§ WHAT THE TASK ASKS: Filter the entries for lines with the word "header".

### RECORDS SUPPLIED

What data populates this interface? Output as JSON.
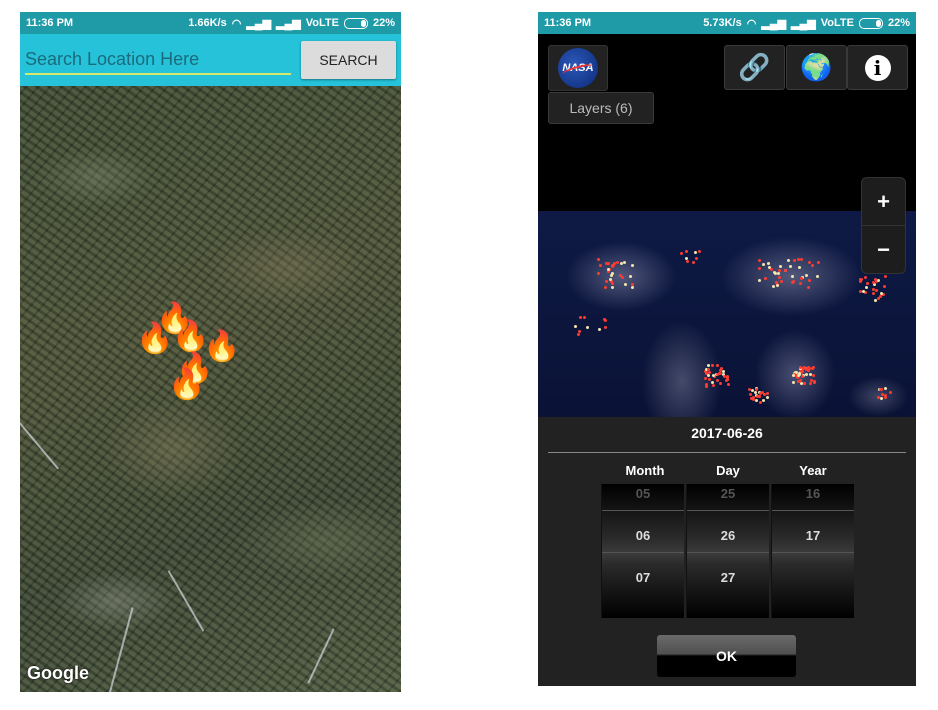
{
  "left_screen": {
    "status": {
      "time": "11:36 PM",
      "speed": "1.66K/s",
      "network": "VoLTE",
      "battery": "22%"
    },
    "search": {
      "placeholder": "Search Location Here",
      "button_label": "SEARCH"
    },
    "map": {
      "attribution": "Google",
      "fire_marker_icon": "fire-icon",
      "fire_marker_count": 6
    }
  },
  "right_screen": {
    "status": {
      "time": "11:36 PM",
      "speed": "5.73K/s",
      "network": "VoLTE",
      "battery": "22%"
    },
    "toolbar": {
      "logo_text": "NASA",
      "layers_label": "Layers (6)",
      "icons": [
        "link-icon",
        "globe-icon",
        "info-icon"
      ]
    },
    "zoom": {
      "in_label": "+",
      "out_label": "−"
    },
    "date_picker": {
      "selected_date": "2017-06-26",
      "columns": [
        {
          "header": "Month",
          "prev": "05",
          "current": "06",
          "next": "07"
        },
        {
          "header": "Day",
          "prev": "25",
          "current": "26",
          "next": "27"
        },
        {
          "header": "Year",
          "prev": "16",
          "current": "17",
          "next": ""
        }
      ],
      "ok_label": "OK"
    },
    "colors": {
      "status_bar": "#1f9aa7",
      "fire_dots": "#ff3b30"
    }
  }
}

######

§ PROBLEM SOLUTION:
          "header": "Month",
          "header": "Day",
          "header": "Year",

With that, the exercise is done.